I always walked next to my older sister Mary Ann on the way to school. We had a few walking safety rules. First and most important was NEVER to walk on the grass of “Crabby Appleton’s” yard. I have absolutely no idea of the actual name of the neighbor that spent her mornings policing her grass, but she certainly was feared by us. We slowed down as we approached her corner lot, held hands and made sure to keep our heads down as we walked past.

Our other safety rule was “Watch, Look, and Listen.” We carefully checked each corner for any sign of traffic before crossing. Also, we knew that any home with a big blue hand cut-out in a front window meant it was a home where a kind adult helper was available to assist us along our walk to and from school.

We had no lunch boxes because we would make the walk home at lunch time to eat in our own kitchen. My favorite lunches were any that were served in the Campbell Soup Kids bowls. I loved those chubby cheeked children smiling up at me.

It was the 1960/ 61 school year and I had already had the best of luck. My adored Kindergarten teacher, Mrs. Reinke, was also going to be my 1st grade teacher. This was good fortune beyond belief. She had the kindest of natures, short red hair, some freckles kissing her cheeks, and hands always ready to pat me so gently on my shoulders. It was good to be with her. She also knew how to tell her right hand from her left hand and this was extremely important so that you would not make any mistakes when playing Hokey Pokey. “Put your right leg in and you shake it all about.” Funny that so many years later in life, I would see someone driving through town with a bumper sticker that asked, “What if the Hokey Pokey is what it’s all about?” I laughed at that suggestion but there was also some reality to the question!

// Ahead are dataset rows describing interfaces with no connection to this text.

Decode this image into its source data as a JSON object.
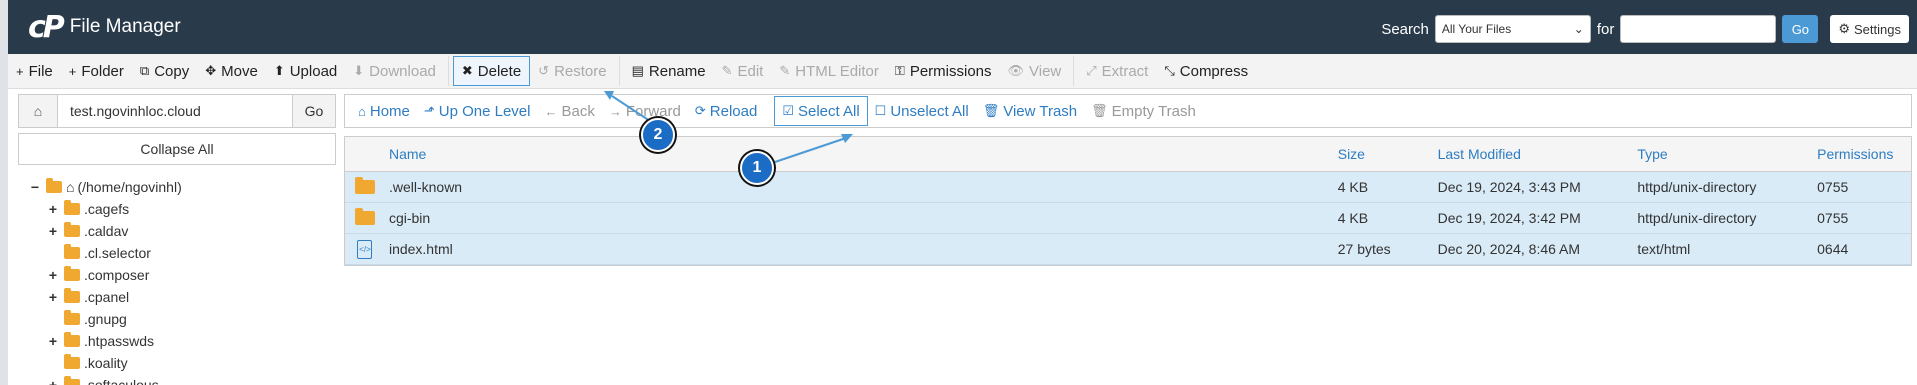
{
  "header": {
    "logo_mark": "cP",
    "title": "File Manager",
    "search_label": "Search",
    "search_scope": "All Your Files",
    "for_label": "for",
    "search_value": "",
    "go_label": "Go",
    "settings_label": "Settings"
  },
  "toolbar": [
    {
      "icon": "+",
      "label": "File",
      "name": "file-button",
      "enabled": true
    },
    {
      "icon": "+",
      "label": "Folder",
      "name": "folder-button",
      "enabled": true
    },
    {
      "icon": "⧉",
      "label": "Copy",
      "name": "copy-button",
      "enabled": true
    },
    {
      "icon": "✥",
      "label": "Move",
      "name": "move-button",
      "enabled": true
    },
    {
      "icon": "⬆",
      "label": "Upload",
      "name": "upload-button",
      "enabled": true
    },
    {
      "icon": "⬇",
      "label": "Download",
      "name": "download-button",
      "enabled": false
    },
    {
      "icon": "✖",
      "label": "Delete",
      "name": "delete-button",
      "enabled": true
    },
    {
      "icon": "↺",
      "label": "Restore",
      "name": "restore-button",
      "enabled": false
    },
    {
      "icon": "▤",
      "label": "Rename",
      "name": "rename-button",
      "enabled": true
    },
    {
      "icon": "✎",
      "label": "Edit",
      "name": "edit-button",
      "enabled": false
    },
    {
      "icon": "✎",
      "label": "HTML Editor",
      "name": "html-editor-button",
      "enabled": false
    },
    {
      "icon": "⚿",
      "label": "Permissions",
      "name": "permissions-button",
      "enabled": true
    },
    {
      "icon": "👁",
      "label": "View",
      "name": "view-button",
      "enabled": false
    },
    {
      "icon": "⤢",
      "label": "Extract",
      "name": "extract-button",
      "enabled": false
    },
    {
      "icon": "⤡",
      "label": "Compress",
      "name": "compress-button",
      "enabled": true
    }
  ],
  "sidebar": {
    "path_value": "test.ngovinhloc.cloud",
    "go_label": "Go",
    "collapse_label": "Collapse All",
    "root_label": "(/home/ngovinhl)",
    "root_toggle": "−",
    "items": [
      {
        "label": ".cagefs",
        "toggle": "+"
      },
      {
        "label": ".caldav",
        "toggle": "+"
      },
      {
        "label": ".cl.selector",
        "toggle": ""
      },
      {
        "label": ".composer",
        "toggle": "+"
      },
      {
        "label": ".cpanel",
        "toggle": "+"
      },
      {
        "label": ".gnupg",
        "toggle": ""
      },
      {
        "label": ".htpasswds",
        "toggle": "+"
      },
      {
        "label": ".koality",
        "toggle": ""
      },
      {
        "label": ".softaculous",
        "toggle": "+"
      }
    ]
  },
  "nav": [
    {
      "icon": "⌂",
      "label": "Home",
      "name": "home-nav-button",
      "enabled": true
    },
    {
      "icon": "⬏",
      "label": "Up One Level",
      "name": "up-one-level-button",
      "enabled": true
    },
    {
      "icon": "←",
      "label": "Back",
      "name": "back-button",
      "enabled": false
    },
    {
      "icon": "→",
      "label": "Forward",
      "name": "forward-button",
      "enabled": false
    },
    {
      "icon": "⟳",
      "label": "Reload",
      "name": "reload-button",
      "enabled": true
    },
    {
      "icon": "☑",
      "label": "Select All",
      "name": "select-all-button",
      "enabled": true
    },
    {
      "icon": "☐",
      "label": "Unselect All",
      "name": "unselect-all-button",
      "enabled": true
    },
    {
      "icon": "🗑",
      "label": "View Trash",
      "name": "view-trash-button",
      "enabled": true
    },
    {
      "icon": "🗑",
      "label": "Empty Trash",
      "name": "empty-trash-button",
      "enabled": false
    }
  ],
  "table": {
    "headers": {
      "name": "Name",
      "size": "Size",
      "modified": "Last Modified",
      "type": "Type",
      "perms": "Permissions"
    },
    "rows": [
      {
        "kind": "folder",
        "name": ".well-known",
        "size": "4 KB",
        "modified": "Dec 19, 2024, 3:43 PM",
        "type": "httpd/unix-directory",
        "perms": "0755"
      },
      {
        "kind": "folder",
        "name": "cgi-bin",
        "size": "4 KB",
        "modified": "Dec 19, 2024, 3:42 PM",
        "type": "httpd/unix-directory",
        "perms": "0755"
      },
      {
        "kind": "file",
        "name": "index.html",
        "size": "27 bytes",
        "modified": "Dec 20, 2024, 8:46 AM",
        "type": "text/html",
        "perms": "0644"
      }
    ]
  },
  "annotations": {
    "step1": "1",
    "step2": "2",
    "accent_color": "#4b9ad6"
  }
}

I was already a top notch reader when I entered first grade. I loved the Dick and Jane readers. I could take the books home and read them proudly to my family. After school, our mother would sometimes take us to Slater’s Book Store up on State Street near the Nickels Arcade. It was there that I got my all time favorite book to read aloud. It was called “10 Apples Up On Top” by Dr. Seuss. It was hilarious when all the apples fell off the head of the main character.

During my first grade year, JFK became our 35th president. Our country was deeply in the midst of the Cold War. Part of my memory of that time were the Scholastic School Newspapers that showed us photos of Khrushchev. I memorized his face in case I ever came across him so that I would be careful to act in my own defense. I held my special stuffed animal “Magic Bear” closer at night as a self defense measure too. The Ann Arbor schools trained students in a plan called “duck and cover” drills. Remember, close your eyes so you don’t see the flash of the nuclear blast! And, it is best to cover your head not only with your hands but your books too.

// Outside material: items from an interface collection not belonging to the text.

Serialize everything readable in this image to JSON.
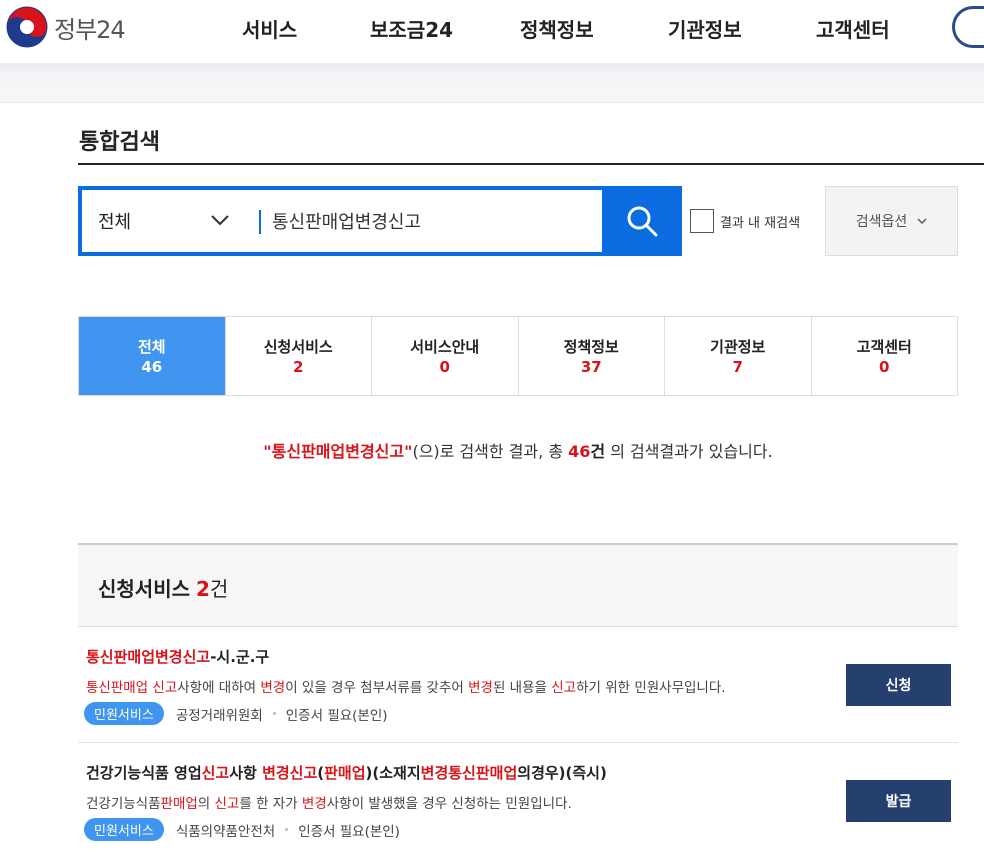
{
  "header": {
    "logo_text": "정부24",
    "nav": [
      "서비스",
      "보조금24",
      "정책정보",
      "기관정보",
      "고객센터"
    ]
  },
  "page": {
    "title": "통합검색"
  },
  "search": {
    "scope": "전체",
    "query": "통신판매업변경신고",
    "recheck_label": "결과 내 재검색",
    "options_label": "검색옵션"
  },
  "tabs": [
    {
      "label": "전체",
      "count": "46",
      "active": true
    },
    {
      "label": "신청서비스",
      "count": "2"
    },
    {
      "label": "서비스안내",
      "count": "0"
    },
    {
      "label": "정책정보",
      "count": "37"
    },
    {
      "label": "기관정보",
      "count": "7"
    },
    {
      "label": "고객센터",
      "count": "0"
    }
  ],
  "summary": {
    "keyword": "\"통신판매업변경신고\"",
    "mid": "(으)로 검색한 결과, 총 ",
    "total": "46",
    "unit": "건",
    "tail": " 의 검색결과가 있습니다."
  },
  "section": {
    "title": "신청서비스",
    "count": "2",
    "unit": "건"
  },
  "results": [
    {
      "title_parts": [
        {
          "text": "통신판매업변경신고",
          "hl": true
        },
        {
          "text": "-시.군.구",
          "hl": false
        }
      ],
      "desc_parts": [
        {
          "text": "통신판매업 신고",
          "hl": true
        },
        {
          "text": "사항에 대하여 ",
          "hl": false
        },
        {
          "text": "변경",
          "hl": true
        },
        {
          "text": "이 있을 경우 첨부서류를 갖추어 ",
          "hl": false
        },
        {
          "text": "변경",
          "hl": true
        },
        {
          "text": "된 내용을 ",
          "hl": false
        },
        {
          "text": "신고",
          "hl": true
        },
        {
          "text": "하기 위한 민원사무입니다.",
          "hl": false
        }
      ],
      "badge": "민원서비스",
      "org": "공정거래위원회",
      "cert": "인증서 필요(본인)",
      "button": "신청"
    },
    {
      "title_parts": [
        {
          "text": "건강기능식품 영업",
          "hl": false
        },
        {
          "text": "신고",
          "hl": true
        },
        {
          "text": "사항 ",
          "hl": false
        },
        {
          "text": "변경신고",
          "hl": true
        },
        {
          "text": "(",
          "hl": false
        },
        {
          "text": "판매업",
          "hl": true
        },
        {
          "text": ")(소재지",
          "hl": false
        },
        {
          "text": "변경통신판매업",
          "hl": true
        },
        {
          "text": "의경우)(즉시)",
          "hl": false
        }
      ],
      "desc_parts": [
        {
          "text": "건강기능식품",
          "hl": false
        },
        {
          "text": "판매업",
          "hl": true
        },
        {
          "text": "의 ",
          "hl": false
        },
        {
          "text": "신고",
          "hl": true
        },
        {
          "text": "를 한 자가 ",
          "hl": false
        },
        {
          "text": "변경",
          "hl": true
        },
        {
          "text": "사항이 발생했을 경우 신청하는 민원입니다.",
          "hl": false
        }
      ],
      "badge": "민원서비스",
      "org": "식품의약품안전처",
      "cert": "인증서 필요(본인)",
      "button": "발급"
    }
  ]
}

I was a happy child. After school, I could play with my sisters and my neighbor friends. About this time my creative father built us an elaborate playhouse and he also made me a wooden elephant to ride. Well, actually, you had to pretend the elephant was in motion. I think we were also one of the few families that had a magic carpet. I took many an imaginary rides on the woven bamboo rug that had our last name “Hess” woven into the pattern. The rug had been a gift from a visiting faculty member, so it had come from across the ocean to my house. What luck and an obvious indicator that it was the genuine article.

My father also built a secret passageway in our home to use as a play spot. Everything was planned to bolster our creative natures. And speaking of nature, that is what my parents loved. We took many family walks gathering dried grasses and cattails.

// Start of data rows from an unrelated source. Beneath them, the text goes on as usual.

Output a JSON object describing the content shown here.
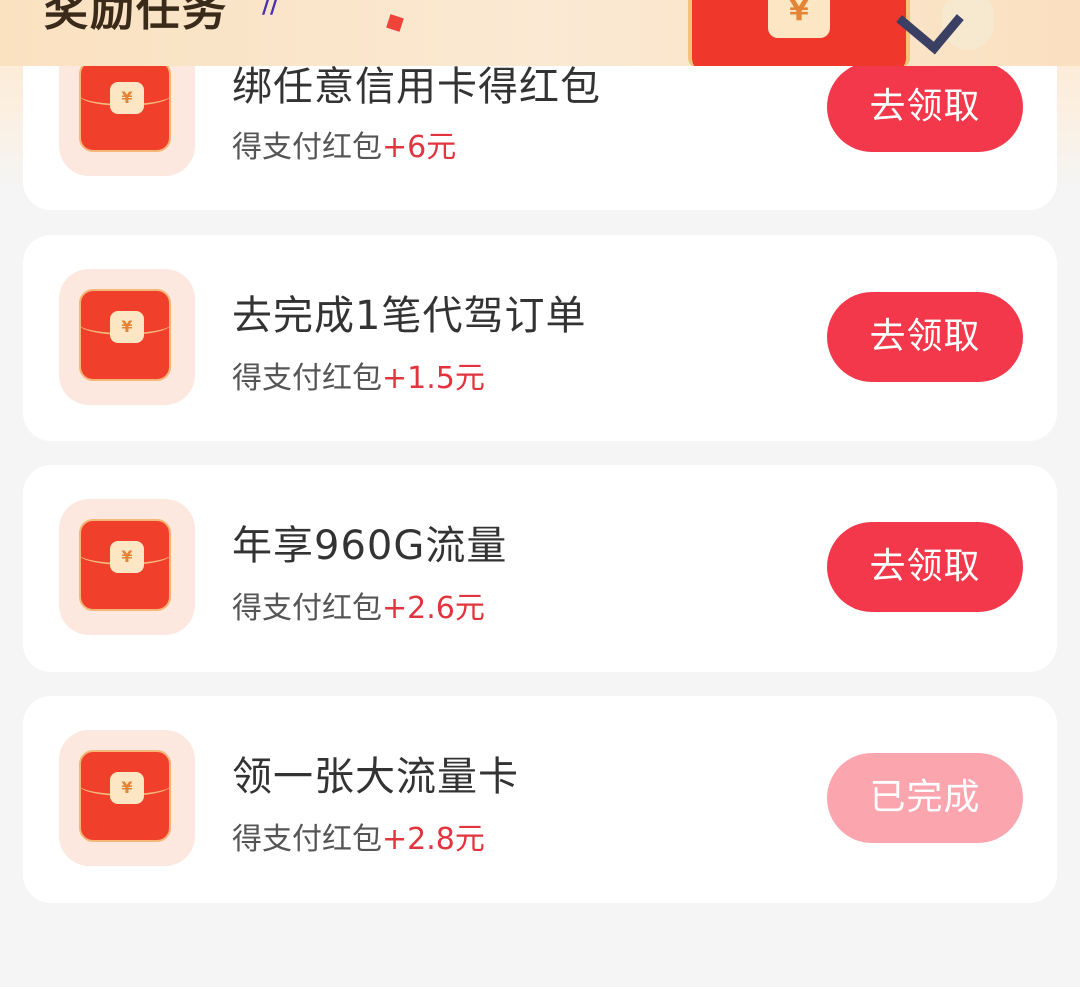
{
  "header": {
    "title": "奖励任务",
    "envelope_symbol": "¥"
  },
  "tasks": [
    {
      "title": "绑任意信用卡得红包",
      "reward_prefix": "得支付红包",
      "reward_amount": "+6元",
      "button_label": "去领取",
      "status": "pending",
      "icon": "red-envelope-icon",
      "envelope_symbol": "¥"
    },
    {
      "title": "去完成1笔代驾订单",
      "reward_prefix": "得支付红包",
      "reward_amount": "+1.5元",
      "button_label": "去领取",
      "status": "pending",
      "icon": "red-envelope-icon",
      "envelope_symbol": "¥"
    },
    {
      "title": "年享960G流量",
      "reward_prefix": "得支付红包",
      "reward_amount": "+2.6元",
      "button_label": "去领取",
      "status": "pending",
      "icon": "red-envelope-icon",
      "envelope_symbol": "¥"
    },
    {
      "title": "领一张大流量卡",
      "reward_prefix": "得支付红包",
      "reward_amount": "+2.8元",
      "button_label": "已完成",
      "status": "completed",
      "icon": "red-envelope-icon",
      "envelope_symbol": "¥"
    }
  ],
  "colors": {
    "accent": "#f2384a",
    "completed_button": "#fba5ae",
    "reward_text": "#e2343e"
  }
}
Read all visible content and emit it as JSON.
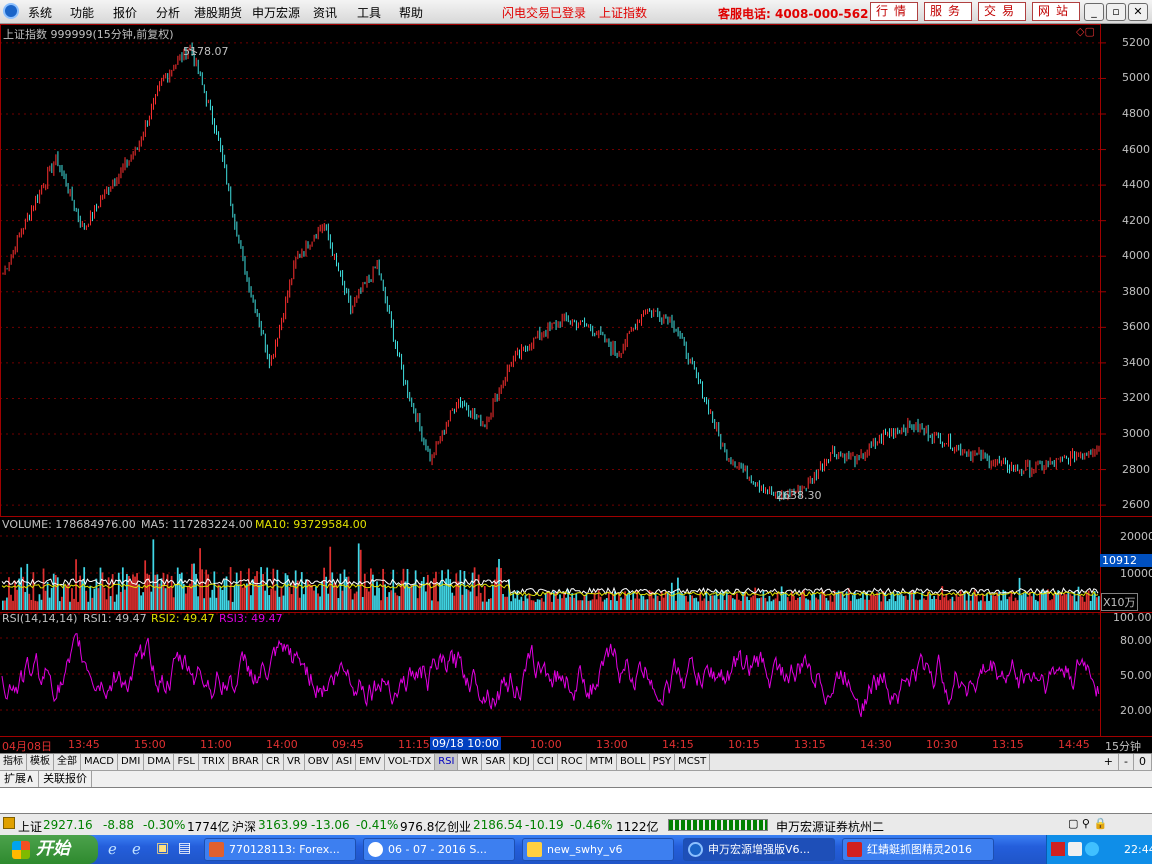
{
  "menu": {
    "items": [
      "系统",
      "功能",
      "报价",
      "分析",
      "港股期货",
      "申万宏源",
      "资讯",
      "工具",
      "帮助"
    ],
    "status1": "闪电交易已登录",
    "status2": "上证指数",
    "phone": "客服电话: 4008-000-562",
    "buttons": [
      "行情",
      "服务",
      "交易",
      "网站"
    ]
  },
  "chart": {
    "title": "上证指数 999999(15分钟,前复权)",
    "high_label": "5178.07",
    "low_label": "2638.30",
    "price_ticks": [
      "5200",
      "5000",
      "4800",
      "4600",
      "4400",
      "4200",
      "4000",
      "3800",
      "3600",
      "3400",
      "3200",
      "3000",
      "2800",
      "2600"
    ],
    "volume_label": "VOLUME: 178684976.00",
    "ma5_label": "MA5: 117283224.00",
    "ma10_label": "MA10: 93729584.00",
    "volume_ticks": [
      "20000",
      "10000"
    ],
    "volume_current": "10912",
    "volume_unit": "X10万",
    "rsi_label": "RSI(14,14,14)",
    "rsi1_label": "RSI1: 49.47",
    "rsi2_label": "RSI2: 49.47",
    "rsi3_label": "RSI3: 49.47",
    "rsi_ticks": [
      "100.00",
      "80.00",
      "50.00",
      "20.00"
    ],
    "time_labels": [
      "04月08日",
      "13:45",
      "15:00",
      "11:00",
      "14:00",
      "09:45",
      "11:15",
      "09/18 10:00",
      "10:00",
      "13:00",
      "14:15",
      "10:15",
      "13:15",
      "14:30",
      "10:30",
      "13:15",
      "14:45"
    ],
    "period": "15分钟"
  },
  "chart_data": {
    "type": "line",
    "title": "上证指数 999999(15分钟,前复权)",
    "ylim": [
      2550,
      5250
    ],
    "x": [
      "04月08日",
      "13:45",
      "15:00",
      "11:00",
      "14:00",
      "09:45",
      "11:15",
      "09/18 10:00",
      "10:00",
      "13:00",
      "14:15",
      "10:15",
      "13:15",
      "14:30",
      "10:30",
      "13:15",
      "14:45"
    ],
    "series": [
      {
        "values": [
          3900,
          4250,
          4550,
          4150,
          4400,
          4600,
          5000,
          5178,
          4700,
          3950,
          3400,
          4000,
          4180,
          3700,
          3950,
          3300,
          2850,
          3200,
          3050,
          3400,
          3550,
          3650,
          3600,
          3450,
          3700,
          3650,
          3300,
          2900,
          2750,
          2638,
          2700,
          2900,
          2850,
          3000,
          3050,
          2980,
          2900,
          2850,
          2800,
          2820,
          2870,
          2930
        ]
      }
    ],
    "high": 5178.07,
    "low": 2638.3
  },
  "tabs": [
    "指标",
    "模板",
    "全部",
    "MACD",
    "DMI",
    "DMA",
    "FSL",
    "TRIX",
    "BRAR",
    "CR",
    "VR",
    "OBV",
    "ASI",
    "EMV",
    "VOL-TDX",
    "RSI",
    "WR",
    "SAR",
    "KDJ",
    "CCI",
    "ROC",
    "MTM",
    "BOLL",
    "PSY",
    "MCST"
  ],
  "tabs_right": [
    "+",
    "-",
    "0"
  ],
  "subtabs": [
    "扩展∧",
    "关联报价"
  ],
  "status": {
    "sh_name": "上证",
    "sh_val": "2927.16",
    "sh_chg": "-8.88",
    "sh_pct": "-0.30%",
    "sh_amt": "1774亿",
    "hs_name": "沪深",
    "hs_val": "3163.99",
    "hs_chg": "-13.06",
    "hs_pct": "-0.41%",
    "hs_amt": "976.8亿",
    "cy_name": "创业",
    "cy_val": "2186.54",
    "cy_chg": "-10.19",
    "cy_pct": "-0.46%",
    "cy_amt": "1122亿",
    "broker": "申万宏源证券杭州二"
  },
  "taskbar": {
    "start": "开始",
    "tasks": [
      "770128113: Forex...",
      "06 - 07 - 2016 S...",
      "new_swhy_v6",
      "申万宏源增强版V6...",
      "红蜻蜓抓图精灵2016"
    ],
    "time": "22:44"
  }
}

My 65 year old self loved my 6 year old self. She was happy, she skipped, she played Hokey Pokey, rode on magic carpets, laughed at silly riddles, and loved her dolls, stuffed animals, sisters, parents and extended family and family friends. She was entertained by Chutes and Ladders, Leap-frog, Limbo lower, and singing in the car with her family…”You are my Sunshine.”